These negative tendencies are often misdiagnosed as separation anxiety or other behavioural issues. However, if you simply feed your pet with a healthy diet and provide adequate exercise you may find your dog calmer, more restful and less anxious when you leave the house. Besides the better behaviour, your dog’s overall health will improve in a number of ways:
- Stronger bones
- Better joint health
- Improved heart and lung function
Get into a good exercise routine
A good exercise routine is more about quality not quantity. No need for half marathons or large arduous obstacle courses. This could in fact do damage to your dog. Simply going for a decent walk is often more than adequate. Many dogs like to run so go to the park and encourage this by throwing the tennis ball to retrieve. Do not use a stick for this as this can do damage to the mouth and getting them to jump too high in the air by catching a frisbee, for example, is also not ideal on the hind legs and can result in injury.

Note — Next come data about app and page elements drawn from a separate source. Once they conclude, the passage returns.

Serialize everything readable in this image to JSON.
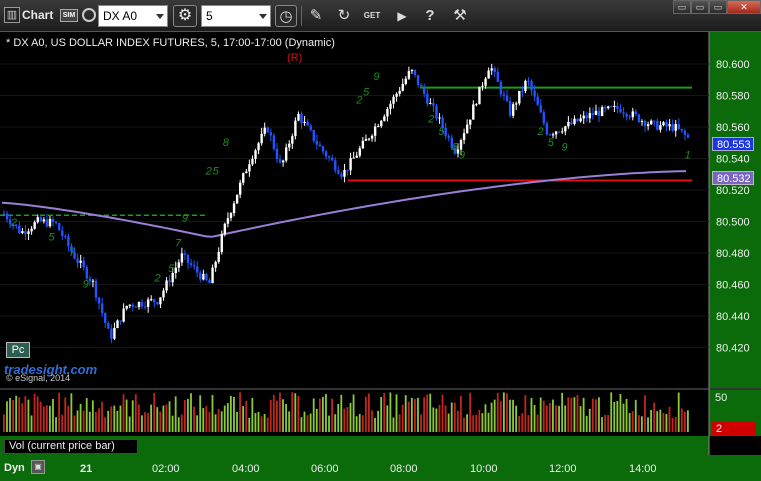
{
  "toolbar": {
    "app_title": "Chart",
    "symbol_type_icon": "sim-icon",
    "symbol_type_text": "SIM",
    "symbol": "DX A0",
    "interval": "5",
    "tools": [
      {
        "name": "gear-icon",
        "glyph": "⚙"
      },
      {
        "name": "clock-icon",
        "glyph": "◷"
      },
      {
        "name": "pencil-icon",
        "glyph": "✎"
      },
      {
        "name": "refresh-icon",
        "glyph": "↻"
      },
      {
        "name": "get-icon",
        "glyph": "GET"
      },
      {
        "name": "play-icon",
        "glyph": "▶"
      },
      {
        "name": "help-icon",
        "glyph": "?"
      },
      {
        "name": "tools-icon",
        "glyph": "⚒"
      }
    ],
    "window_buttons": [
      "▭",
      "▭",
      "▭",
      "✕"
    ]
  },
  "chart": {
    "header": "* DX A0, US DOLLAR INDEX FUTURES, 5, 17:00-17:00 (Dynamic)",
    "marker": "(R)",
    "last_price": "80.553",
    "ma_price": "80.532",
    "pc_label": "Pc",
    "watermark": "tradesight.com",
    "copyright": "© eSignal, 2014",
    "volume_label": "Vol (current price bar)",
    "volume_max": "50",
    "volume_current": "2",
    "dyn_label": "Dyn",
    "colors": {
      "up": "#ffffff",
      "down": "#2255ff",
      "ma": "#9a7fd6",
      "resistance": "#1e9a1e",
      "support": "#e01010",
      "counter": "#1d8c1d"
    }
  },
  "chart_data": {
    "type": "candlestick",
    "price_ticks": [
      "80.600",
      "80.580",
      "80.560",
      "80.540",
      "80.520",
      "80.500",
      "80.480",
      "80.460",
      "80.440",
      "80.420"
    ],
    "time_ticks": [
      "21",
      "02:00",
      "04:00",
      "06:00",
      "08:00",
      "10:00",
      "12:00",
      "14:00"
    ],
    "price_range": [
      80.412,
      80.612
    ],
    "volume_ticks": [
      "50",
      "2"
    ],
    "levels": [
      {
        "price": 80.504,
        "style": "dashed",
        "color": "#1e9a1e"
      },
      {
        "price": 80.585,
        "style": "solid",
        "color": "#1e9a1e"
      },
      {
        "price": 80.526,
        "style": "solid",
        "color": "#e01010"
      }
    ],
    "close_path": [
      [
        0,
        80.505
      ],
      [
        0.5,
        80.493
      ],
      [
        1.0,
        80.5
      ],
      [
        1.5,
        80.499
      ],
      [
        2.0,
        80.48
      ],
      [
        2.6,
        80.461
      ],
      [
        3.1,
        80.426
      ],
      [
        3.6,
        80.447
      ],
      [
        4.5,
        80.45
      ],
      [
        5.2,
        80.478
      ],
      [
        6.0,
        80.46
      ],
      [
        6.5,
        80.5
      ],
      [
        7.2,
        80.54
      ],
      [
        7.7,
        80.56
      ],
      [
        8.1,
        80.534
      ],
      [
        8.6,
        80.568
      ],
      [
        9.2,
        80.548
      ],
      [
        9.9,
        80.53
      ],
      [
        10.7,
        80.555
      ],
      [
        11.3,
        80.575
      ],
      [
        11.9,
        80.596
      ],
      [
        12.7,
        80.565
      ],
      [
        13.2,
        80.545
      ],
      [
        13.6,
        80.565
      ],
      [
        14.2,
        80.6
      ],
      [
        14.8,
        80.569
      ],
      [
        15.3,
        80.59
      ],
      [
        15.9,
        80.556
      ],
      [
        16.6,
        80.562
      ],
      [
        17.3,
        80.569
      ],
      [
        18.0,
        80.572
      ],
      [
        18.6,
        80.565
      ],
      [
        19.0,
        80.561
      ],
      [
        19.6,
        80.56
      ],
      [
        20.0,
        80.553
      ]
    ]
  }
}
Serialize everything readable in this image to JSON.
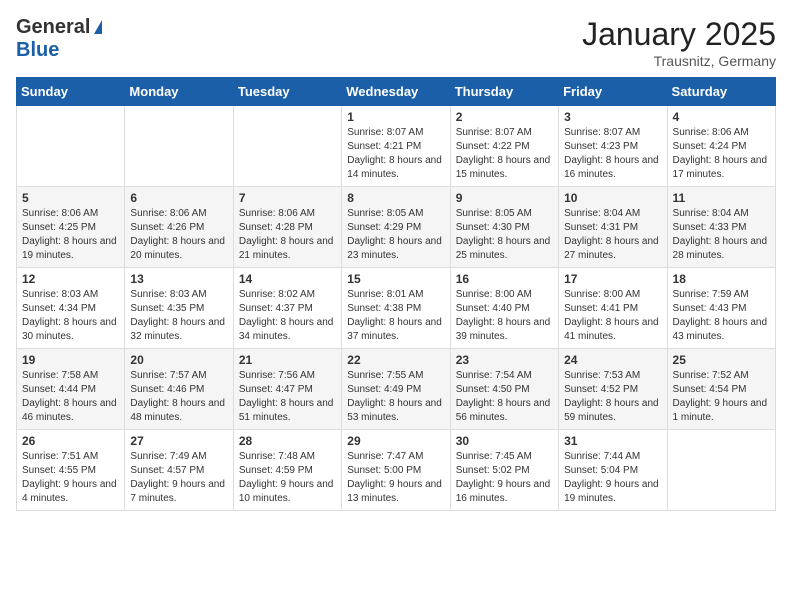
{
  "logo": {
    "general": "General",
    "blue": "Blue"
  },
  "title": "January 2025",
  "location": "Trausnitz, Germany",
  "days_header": [
    "Sunday",
    "Monday",
    "Tuesday",
    "Wednesday",
    "Thursday",
    "Friday",
    "Saturday"
  ],
  "weeks": [
    [
      {
        "num": "",
        "info": ""
      },
      {
        "num": "",
        "info": ""
      },
      {
        "num": "",
        "info": ""
      },
      {
        "num": "1",
        "info": "Sunrise: 8:07 AM\nSunset: 4:21 PM\nDaylight: 8 hours\nand 14 minutes."
      },
      {
        "num": "2",
        "info": "Sunrise: 8:07 AM\nSunset: 4:22 PM\nDaylight: 8 hours\nand 15 minutes."
      },
      {
        "num": "3",
        "info": "Sunrise: 8:07 AM\nSunset: 4:23 PM\nDaylight: 8 hours\nand 16 minutes."
      },
      {
        "num": "4",
        "info": "Sunrise: 8:06 AM\nSunset: 4:24 PM\nDaylight: 8 hours\nand 17 minutes."
      }
    ],
    [
      {
        "num": "5",
        "info": "Sunrise: 8:06 AM\nSunset: 4:25 PM\nDaylight: 8 hours\nand 19 minutes."
      },
      {
        "num": "6",
        "info": "Sunrise: 8:06 AM\nSunset: 4:26 PM\nDaylight: 8 hours\nand 20 minutes."
      },
      {
        "num": "7",
        "info": "Sunrise: 8:06 AM\nSunset: 4:28 PM\nDaylight: 8 hours\nand 21 minutes."
      },
      {
        "num": "8",
        "info": "Sunrise: 8:05 AM\nSunset: 4:29 PM\nDaylight: 8 hours\nand 23 minutes."
      },
      {
        "num": "9",
        "info": "Sunrise: 8:05 AM\nSunset: 4:30 PM\nDaylight: 8 hours\nand 25 minutes."
      },
      {
        "num": "10",
        "info": "Sunrise: 8:04 AM\nSunset: 4:31 PM\nDaylight: 8 hours\nand 27 minutes."
      },
      {
        "num": "11",
        "info": "Sunrise: 8:04 AM\nSunset: 4:33 PM\nDaylight: 8 hours\nand 28 minutes."
      }
    ],
    [
      {
        "num": "12",
        "info": "Sunrise: 8:03 AM\nSunset: 4:34 PM\nDaylight: 8 hours\nand 30 minutes."
      },
      {
        "num": "13",
        "info": "Sunrise: 8:03 AM\nSunset: 4:35 PM\nDaylight: 8 hours\nand 32 minutes."
      },
      {
        "num": "14",
        "info": "Sunrise: 8:02 AM\nSunset: 4:37 PM\nDaylight: 8 hours\nand 34 minutes."
      },
      {
        "num": "15",
        "info": "Sunrise: 8:01 AM\nSunset: 4:38 PM\nDaylight: 8 hours\nand 37 minutes."
      },
      {
        "num": "16",
        "info": "Sunrise: 8:00 AM\nSunset: 4:40 PM\nDaylight: 8 hours\nand 39 minutes."
      },
      {
        "num": "17",
        "info": "Sunrise: 8:00 AM\nSunset: 4:41 PM\nDaylight: 8 hours\nand 41 minutes."
      },
      {
        "num": "18",
        "info": "Sunrise: 7:59 AM\nSunset: 4:43 PM\nDaylight: 8 hours\nand 43 minutes."
      }
    ],
    [
      {
        "num": "19",
        "info": "Sunrise: 7:58 AM\nSunset: 4:44 PM\nDaylight: 8 hours\nand 46 minutes."
      },
      {
        "num": "20",
        "info": "Sunrise: 7:57 AM\nSunset: 4:46 PM\nDaylight: 8 hours\nand 48 minutes."
      },
      {
        "num": "21",
        "info": "Sunrise: 7:56 AM\nSunset: 4:47 PM\nDaylight: 8 hours\nand 51 minutes."
      },
      {
        "num": "22",
        "info": "Sunrise: 7:55 AM\nSunset: 4:49 PM\nDaylight: 8 hours\nand 53 minutes."
      },
      {
        "num": "23",
        "info": "Sunrise: 7:54 AM\nSunset: 4:50 PM\nDaylight: 8 hours\nand 56 minutes."
      },
      {
        "num": "24",
        "info": "Sunrise: 7:53 AM\nSunset: 4:52 PM\nDaylight: 8 hours\nand 59 minutes."
      },
      {
        "num": "25",
        "info": "Sunrise: 7:52 AM\nSunset: 4:54 PM\nDaylight: 9 hours\nand 1 minute."
      }
    ],
    [
      {
        "num": "26",
        "info": "Sunrise: 7:51 AM\nSunset: 4:55 PM\nDaylight: 9 hours\nand 4 minutes."
      },
      {
        "num": "27",
        "info": "Sunrise: 7:49 AM\nSunset: 4:57 PM\nDaylight: 9 hours\nand 7 minutes."
      },
      {
        "num": "28",
        "info": "Sunrise: 7:48 AM\nSunset: 4:59 PM\nDaylight: 9 hours\nand 10 minutes."
      },
      {
        "num": "29",
        "info": "Sunrise: 7:47 AM\nSunset: 5:00 PM\nDaylight: 9 hours\nand 13 minutes."
      },
      {
        "num": "30",
        "info": "Sunrise: 7:45 AM\nSunset: 5:02 PM\nDaylight: 9 hours\nand 16 minutes."
      },
      {
        "num": "31",
        "info": "Sunrise: 7:44 AM\nSunset: 5:04 PM\nDaylight: 9 hours\nand 19 minutes."
      },
      {
        "num": "",
        "info": ""
      }
    ]
  ]
}
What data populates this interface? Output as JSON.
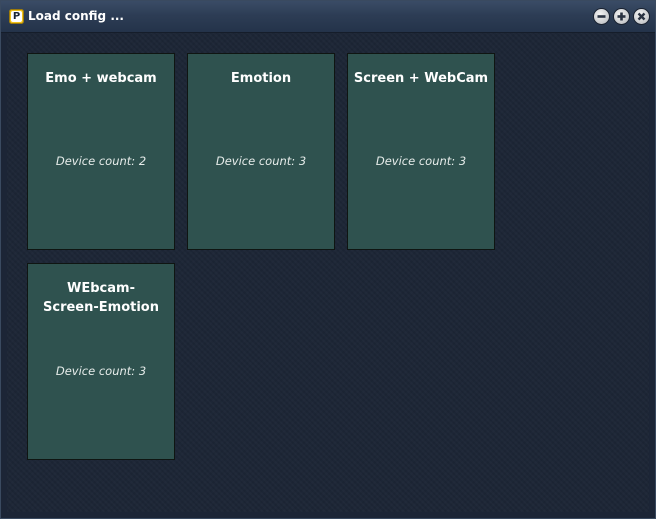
{
  "window": {
    "title": "Load config ...",
    "app_icon_letter": "P",
    "buttons": [
      "minimize-icon",
      "maximize-icon",
      "close-icon"
    ]
  },
  "configs": [
    {
      "name": "Emo + webcam",
      "device_count": "Device count: 2"
    },
    {
      "name": "Emotion",
      "device_count": "Device count: 3"
    },
    {
      "name": "Screen + WebCam",
      "device_count": "Device count: 3"
    },
    {
      "name": "WEbcam-Screen-Emotion",
      "device_count": "Device count: 3"
    }
  ],
  "colors": {
    "card_bg": "#2f524f",
    "window_bg": "#1c2536",
    "titlebar": "#2d3d55"
  }
}
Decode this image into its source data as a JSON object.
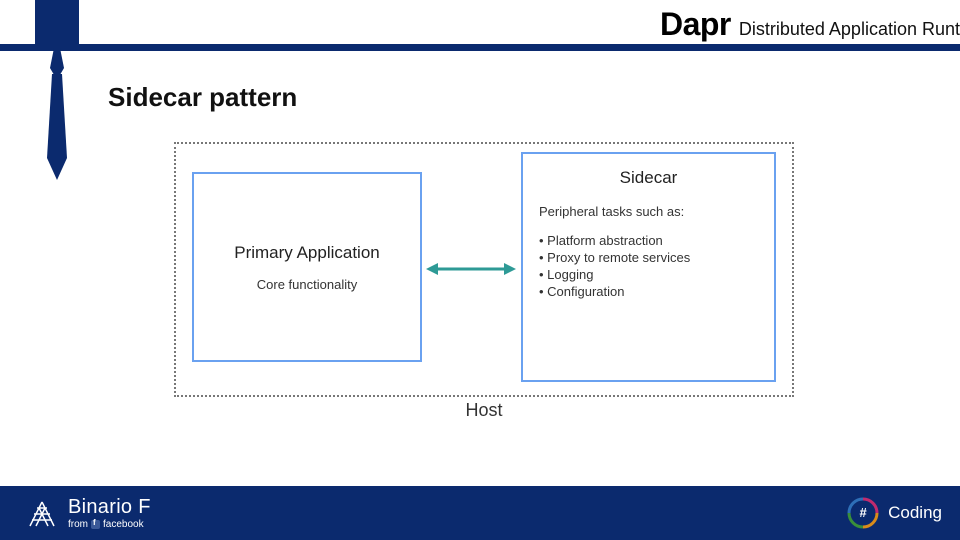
{
  "header": {
    "big": "Dapr",
    "sub": "Distributed Application Runt"
  },
  "section_title": "Sidecar pattern",
  "diagram": {
    "host_label": "Host",
    "primary": {
      "title": "Primary Application",
      "sub": "Core functionality"
    },
    "sidecar": {
      "title": "Sidecar",
      "tasks_intro": "Peripheral tasks such as:",
      "tasks": [
        "Platform abstraction",
        "Proxy to remote services",
        "Logging",
        "Configuration"
      ]
    }
  },
  "footer": {
    "brand": "Binario F",
    "from": "from",
    "fb": "facebook",
    "coding_symbol": "#",
    "coding": "Coding"
  },
  "colors": {
    "navy": "#0b2a6e",
    "border_blue": "#6aa1f0",
    "arrow_teal": "#2e9a96"
  }
}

Many dog owners have the mantra “a good dog is a tired dog”. In general, dogs need approximately 1-2 hours of exercise per day, but this varies by breed, size and age. You, as the pet owner, are in the best position to understand the ideal exercise regime for your dog. Ensure that you do this on a daily basis. Your dog will love you for it and you might even notice an improvement in your own health at the same time!
Tip 5. Dental hygiene is important
Dental disease in dogs and cats is one of the most common conditions seen in veterinary clinics today. In fact, as many as eight out of ten pets over the age of three have some form of dental disease!
This ranges from plaque and tartar build-up to full periodontal disease. Furthermore, poor dental hygiene is not only bad for the teeth and gums (and breath) but can also impact negatively on the general well being of your pet, particularly when bacteria and its toxins build up in the gums as a result of periodontal disease. These toxins can seep into the bloodstream and result in issues with the heart, kidneys, liver, and even the brain. In fact, some veterinarians believe that you can prolong your pet’s life by a couple of years by merely paying attention to maintaining good oral hygiene.
You seldom ever see the canine or feline species in the wild with bad teeth! This is due to them feeding on carcasses and chewing on bones for many hours, which naturally strengthens and cleans their teeth and gums. Since we do not exactly throw carcasses to our beloved pets, the obvious question is how can we ensure they have good dental hygiene?
Three tips to help improve & maintain your pet’s oral health:
Get your pets’ teeth scaled annually at your vet. This is fairly pricey so it would go long way to regularly participate in the following three points.
- Brush their teeth! Get a finger brush and some pet toothpaste. Beef or chicken flavour goes down well!
- Give them teeth cleaning dry food or dental treats to chew on – these should be readily available from your vet.
- There is nothing wrong with giving your pet good quality bones to chew. However, you need to ensure the following:
- The bone should be approximately twice as big as your pets head.
- Do NOT give cooked bones. Only give them RAW bones.
- Avoid knuckles and bones with sharp points.
The bottom line is: A happy healthy mouth is a happy and healthy pet!
Furthermore, it will potentially help you avoid spending money on health issues that may arise in time to come as a result of poor dental hygiene. So next time your pet has smelly breath, it is time to start paying closer attention to their dental needs!